"I've pictured myself as that person and I do think I'm ready," Conforto said. "But it's not my call. All I can do is just prepare myself, and show up in [Double-A] Binghamton or wherever I'm at, and show up with the right attitude and the right work ethic. My play on the field will speak for itself."

That's what's been happening in Pittsburgh, which has become par for the course the last three seasons. The Pirates won their last three prior to the break to pull within 2 1/2 games of St. Louis, the team they know they'll have to tangle with before bringing more October baseball to the Steel City.

"It's how it's been," Pittsburgh All-Star center fielder Andrew McCutchen said. "We know they're a good team. We can't control what they do. All we can control is what we do. It's just, 'Keep going, keep going and keep going.' The only way we can win is by winning."

#THIS: Cutch is Clutch

That, of course, is the refrain for all the teams within striking distance of the top heading into the pivotal three-game week ahead.

The marquee series of the weekend, the one that could very well be a preview of an NL Division or even Championship Series, pits the NL West-leading Dodgers against Washington at Nationals Park.

Don't forget the Twins, either. One of the feel-good stories of the first half is alive and kicking and only 3 1/2 games behind Kansas City in the AL Central. Minnesota heads out to Oakland for a weekender against the A's and gets the tough All-Star Sonny Gray in its first game.

Elsewhere, the weekend figures to see the welcome return of a few high-profile players who have been sidelined by injuries -- and, of course, the possible moving around of key trade targets at the two-week mark before the July 31 non-waiver Trade Deadline.

Red Sox second baseman Dustin Pedroia is slated to come back from a right hamstring strain, Yankees outfielder Carlos Beltran could return from a left oblique strain, and the Rangers will get back their promising young left-hander, Martin Perez, from Tommy John surgery.

Otherwise, don't be the least bit surprised if some blockbuster deals are made, because it's now officially the season.

Jeff Samardzija, Cole Hamels, Johnny Cueto, Ben Zobrist and Justin Upton are the names swirling among trade rumors.

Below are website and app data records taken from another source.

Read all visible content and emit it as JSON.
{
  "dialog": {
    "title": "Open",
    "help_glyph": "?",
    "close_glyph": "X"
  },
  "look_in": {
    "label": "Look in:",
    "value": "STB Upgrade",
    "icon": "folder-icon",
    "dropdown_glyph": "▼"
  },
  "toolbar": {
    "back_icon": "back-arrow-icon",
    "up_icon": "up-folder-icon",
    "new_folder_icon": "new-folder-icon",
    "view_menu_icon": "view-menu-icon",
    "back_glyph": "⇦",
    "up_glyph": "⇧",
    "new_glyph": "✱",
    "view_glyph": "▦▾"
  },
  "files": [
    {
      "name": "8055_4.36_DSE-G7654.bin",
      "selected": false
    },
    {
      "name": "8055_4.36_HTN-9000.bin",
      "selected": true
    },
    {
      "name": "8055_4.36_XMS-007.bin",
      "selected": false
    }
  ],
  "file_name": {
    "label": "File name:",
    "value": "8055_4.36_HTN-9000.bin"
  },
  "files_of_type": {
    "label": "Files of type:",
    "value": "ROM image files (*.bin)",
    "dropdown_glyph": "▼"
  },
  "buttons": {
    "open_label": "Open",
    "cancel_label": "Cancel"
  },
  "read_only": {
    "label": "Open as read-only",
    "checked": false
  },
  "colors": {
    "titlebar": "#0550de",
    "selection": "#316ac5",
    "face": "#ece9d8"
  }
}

Those game-changers, like anyone else, can shake up the status quo -- and the standings -- at any moment.

Doug Miller is a reporter for MLB.com. Follow him on Twitter @DougMillerMLB. This story was not subject to the approval of Major League Baseball or its clubs.